Data extracted from a collection:

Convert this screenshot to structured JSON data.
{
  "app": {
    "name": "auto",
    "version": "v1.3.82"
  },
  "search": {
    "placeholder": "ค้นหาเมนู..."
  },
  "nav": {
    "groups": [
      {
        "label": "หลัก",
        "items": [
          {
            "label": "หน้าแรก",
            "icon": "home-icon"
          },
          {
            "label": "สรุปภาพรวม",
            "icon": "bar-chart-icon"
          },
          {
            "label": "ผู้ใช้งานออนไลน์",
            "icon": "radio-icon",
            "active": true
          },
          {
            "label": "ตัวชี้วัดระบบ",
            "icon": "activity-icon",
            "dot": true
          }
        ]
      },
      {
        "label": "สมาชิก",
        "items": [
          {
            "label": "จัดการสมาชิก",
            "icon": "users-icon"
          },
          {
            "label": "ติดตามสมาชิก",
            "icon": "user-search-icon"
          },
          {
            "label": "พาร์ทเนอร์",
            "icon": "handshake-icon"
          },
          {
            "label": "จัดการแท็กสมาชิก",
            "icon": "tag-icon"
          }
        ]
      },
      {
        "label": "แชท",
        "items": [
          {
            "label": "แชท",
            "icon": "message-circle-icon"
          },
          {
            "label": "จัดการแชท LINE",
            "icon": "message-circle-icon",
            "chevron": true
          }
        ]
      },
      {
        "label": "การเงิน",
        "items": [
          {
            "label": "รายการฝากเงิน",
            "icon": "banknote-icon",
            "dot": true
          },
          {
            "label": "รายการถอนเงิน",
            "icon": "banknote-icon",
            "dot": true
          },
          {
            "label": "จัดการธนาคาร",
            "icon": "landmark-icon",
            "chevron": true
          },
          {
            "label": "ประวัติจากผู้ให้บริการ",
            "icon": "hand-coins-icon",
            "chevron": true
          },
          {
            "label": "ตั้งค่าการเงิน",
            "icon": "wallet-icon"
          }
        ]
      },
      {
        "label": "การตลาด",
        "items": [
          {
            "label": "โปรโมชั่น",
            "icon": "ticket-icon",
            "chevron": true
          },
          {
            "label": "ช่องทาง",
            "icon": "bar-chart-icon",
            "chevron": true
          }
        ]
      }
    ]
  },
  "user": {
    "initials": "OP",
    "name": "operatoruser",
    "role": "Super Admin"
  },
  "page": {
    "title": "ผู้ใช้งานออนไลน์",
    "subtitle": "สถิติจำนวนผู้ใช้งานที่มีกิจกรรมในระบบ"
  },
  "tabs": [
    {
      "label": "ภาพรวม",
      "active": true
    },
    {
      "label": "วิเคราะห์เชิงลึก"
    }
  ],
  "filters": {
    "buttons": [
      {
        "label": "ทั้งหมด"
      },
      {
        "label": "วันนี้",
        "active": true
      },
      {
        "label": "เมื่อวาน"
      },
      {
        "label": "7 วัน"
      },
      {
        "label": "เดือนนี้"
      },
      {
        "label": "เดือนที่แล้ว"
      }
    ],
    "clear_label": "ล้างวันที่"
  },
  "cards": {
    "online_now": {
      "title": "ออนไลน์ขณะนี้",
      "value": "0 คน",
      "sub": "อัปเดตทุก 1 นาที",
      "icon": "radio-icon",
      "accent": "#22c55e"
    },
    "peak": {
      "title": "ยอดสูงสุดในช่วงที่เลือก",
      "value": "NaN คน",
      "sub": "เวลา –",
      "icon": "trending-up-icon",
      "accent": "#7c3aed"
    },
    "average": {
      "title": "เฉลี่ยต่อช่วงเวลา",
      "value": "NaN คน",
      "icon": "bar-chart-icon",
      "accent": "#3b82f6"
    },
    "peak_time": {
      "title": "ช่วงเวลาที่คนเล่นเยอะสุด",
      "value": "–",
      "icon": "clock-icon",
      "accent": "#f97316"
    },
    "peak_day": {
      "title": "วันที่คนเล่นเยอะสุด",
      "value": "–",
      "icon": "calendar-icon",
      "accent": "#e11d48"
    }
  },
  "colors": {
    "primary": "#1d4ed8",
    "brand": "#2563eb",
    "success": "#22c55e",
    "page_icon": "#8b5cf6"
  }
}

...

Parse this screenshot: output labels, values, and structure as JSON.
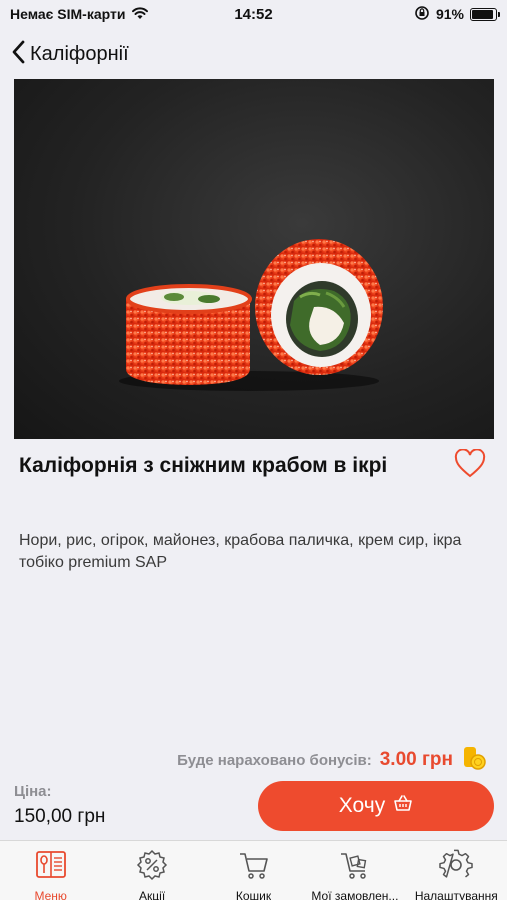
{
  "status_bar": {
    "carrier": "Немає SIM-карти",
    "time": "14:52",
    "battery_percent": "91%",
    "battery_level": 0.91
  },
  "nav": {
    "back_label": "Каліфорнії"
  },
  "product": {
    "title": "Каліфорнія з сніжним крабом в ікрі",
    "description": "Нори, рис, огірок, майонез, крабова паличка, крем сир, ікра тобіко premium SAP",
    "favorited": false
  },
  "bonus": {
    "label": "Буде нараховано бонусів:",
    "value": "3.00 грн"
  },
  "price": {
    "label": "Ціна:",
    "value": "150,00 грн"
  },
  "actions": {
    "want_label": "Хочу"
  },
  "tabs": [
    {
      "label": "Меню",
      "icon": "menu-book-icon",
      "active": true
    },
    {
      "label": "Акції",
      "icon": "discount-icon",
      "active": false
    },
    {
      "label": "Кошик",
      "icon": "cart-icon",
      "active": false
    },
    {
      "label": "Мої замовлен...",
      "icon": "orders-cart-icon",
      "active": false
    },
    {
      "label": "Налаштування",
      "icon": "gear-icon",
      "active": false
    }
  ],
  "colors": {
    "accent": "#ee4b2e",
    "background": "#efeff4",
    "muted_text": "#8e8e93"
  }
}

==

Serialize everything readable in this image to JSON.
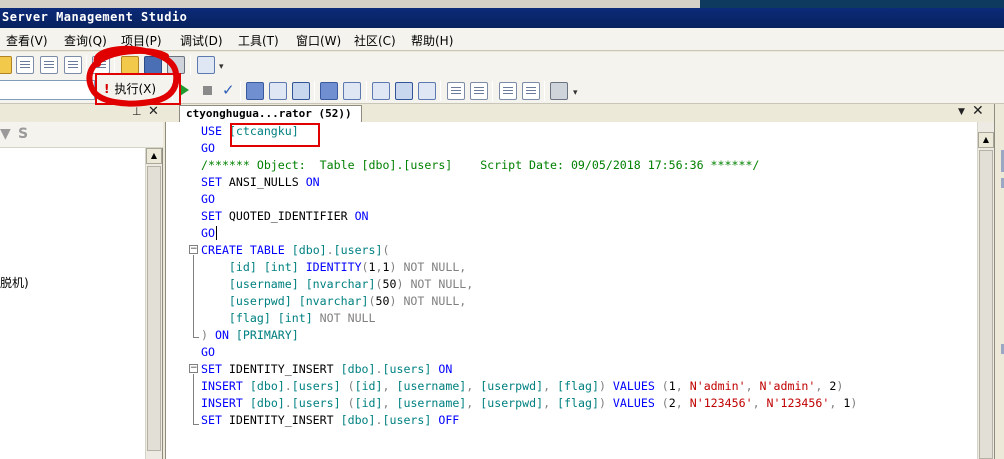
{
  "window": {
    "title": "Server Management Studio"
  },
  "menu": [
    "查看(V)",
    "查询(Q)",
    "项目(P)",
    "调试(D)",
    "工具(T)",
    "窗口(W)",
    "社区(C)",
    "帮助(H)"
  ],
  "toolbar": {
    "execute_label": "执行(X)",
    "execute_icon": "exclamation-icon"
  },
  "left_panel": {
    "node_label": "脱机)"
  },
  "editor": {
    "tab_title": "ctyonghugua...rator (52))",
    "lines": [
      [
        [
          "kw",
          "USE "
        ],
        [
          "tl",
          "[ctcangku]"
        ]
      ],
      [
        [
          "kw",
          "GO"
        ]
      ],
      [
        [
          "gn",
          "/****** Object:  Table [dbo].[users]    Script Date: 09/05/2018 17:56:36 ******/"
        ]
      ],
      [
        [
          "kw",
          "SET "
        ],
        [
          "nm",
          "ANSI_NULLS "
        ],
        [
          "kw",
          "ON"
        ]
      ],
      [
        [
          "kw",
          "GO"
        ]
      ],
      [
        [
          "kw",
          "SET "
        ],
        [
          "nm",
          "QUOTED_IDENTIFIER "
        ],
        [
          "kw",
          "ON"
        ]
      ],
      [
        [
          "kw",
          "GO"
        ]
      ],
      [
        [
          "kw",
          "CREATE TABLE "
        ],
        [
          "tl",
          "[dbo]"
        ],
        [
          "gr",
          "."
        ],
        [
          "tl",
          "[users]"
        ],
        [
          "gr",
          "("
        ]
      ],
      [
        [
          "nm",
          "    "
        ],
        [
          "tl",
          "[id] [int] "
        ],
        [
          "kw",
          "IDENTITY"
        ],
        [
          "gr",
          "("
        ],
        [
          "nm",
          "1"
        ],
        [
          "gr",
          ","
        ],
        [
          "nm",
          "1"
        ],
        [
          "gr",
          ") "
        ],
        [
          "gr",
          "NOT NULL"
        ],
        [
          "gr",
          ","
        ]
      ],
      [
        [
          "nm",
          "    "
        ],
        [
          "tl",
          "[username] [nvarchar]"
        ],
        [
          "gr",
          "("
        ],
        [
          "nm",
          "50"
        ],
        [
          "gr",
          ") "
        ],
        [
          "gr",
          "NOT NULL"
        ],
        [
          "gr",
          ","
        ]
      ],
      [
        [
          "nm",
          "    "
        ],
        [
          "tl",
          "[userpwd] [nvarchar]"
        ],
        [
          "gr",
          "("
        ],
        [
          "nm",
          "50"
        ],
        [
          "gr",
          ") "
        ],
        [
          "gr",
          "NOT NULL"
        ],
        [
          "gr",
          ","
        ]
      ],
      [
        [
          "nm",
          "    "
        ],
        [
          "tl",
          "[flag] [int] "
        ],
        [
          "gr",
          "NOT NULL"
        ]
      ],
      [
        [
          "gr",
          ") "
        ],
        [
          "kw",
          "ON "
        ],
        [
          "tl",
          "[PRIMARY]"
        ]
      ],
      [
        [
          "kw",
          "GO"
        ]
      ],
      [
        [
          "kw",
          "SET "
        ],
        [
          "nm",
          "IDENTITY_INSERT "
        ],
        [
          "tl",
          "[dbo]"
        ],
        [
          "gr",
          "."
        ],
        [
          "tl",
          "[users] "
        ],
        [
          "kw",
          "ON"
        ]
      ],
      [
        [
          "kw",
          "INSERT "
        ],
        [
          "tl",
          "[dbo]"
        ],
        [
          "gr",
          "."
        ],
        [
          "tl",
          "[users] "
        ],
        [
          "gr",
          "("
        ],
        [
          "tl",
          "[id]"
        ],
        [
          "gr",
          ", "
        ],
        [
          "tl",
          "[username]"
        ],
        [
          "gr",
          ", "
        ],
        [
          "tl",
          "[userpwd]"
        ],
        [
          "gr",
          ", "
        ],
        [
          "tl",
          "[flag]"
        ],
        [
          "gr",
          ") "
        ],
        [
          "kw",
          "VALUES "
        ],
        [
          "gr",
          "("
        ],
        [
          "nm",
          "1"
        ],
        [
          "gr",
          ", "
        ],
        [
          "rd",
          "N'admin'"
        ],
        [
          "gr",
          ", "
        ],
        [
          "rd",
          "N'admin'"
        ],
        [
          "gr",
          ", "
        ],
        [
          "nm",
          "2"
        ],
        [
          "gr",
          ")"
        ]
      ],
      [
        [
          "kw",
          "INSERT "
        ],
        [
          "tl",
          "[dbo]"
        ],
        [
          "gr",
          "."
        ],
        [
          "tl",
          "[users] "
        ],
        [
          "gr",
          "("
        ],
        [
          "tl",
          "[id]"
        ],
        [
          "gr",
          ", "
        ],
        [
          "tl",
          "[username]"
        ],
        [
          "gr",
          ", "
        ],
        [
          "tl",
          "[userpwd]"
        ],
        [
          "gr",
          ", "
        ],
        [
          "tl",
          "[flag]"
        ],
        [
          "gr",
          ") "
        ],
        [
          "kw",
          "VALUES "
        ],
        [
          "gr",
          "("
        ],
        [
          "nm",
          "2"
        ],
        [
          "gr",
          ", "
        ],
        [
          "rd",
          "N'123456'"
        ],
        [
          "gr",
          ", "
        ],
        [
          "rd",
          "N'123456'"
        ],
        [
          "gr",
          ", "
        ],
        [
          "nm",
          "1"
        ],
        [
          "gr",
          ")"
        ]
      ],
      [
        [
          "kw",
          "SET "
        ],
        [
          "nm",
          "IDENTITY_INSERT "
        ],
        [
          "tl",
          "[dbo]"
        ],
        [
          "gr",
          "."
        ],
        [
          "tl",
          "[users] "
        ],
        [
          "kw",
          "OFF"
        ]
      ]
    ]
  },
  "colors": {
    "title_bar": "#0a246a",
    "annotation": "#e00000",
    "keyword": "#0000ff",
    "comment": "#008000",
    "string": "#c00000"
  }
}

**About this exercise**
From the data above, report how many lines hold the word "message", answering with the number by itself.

**Reply**
2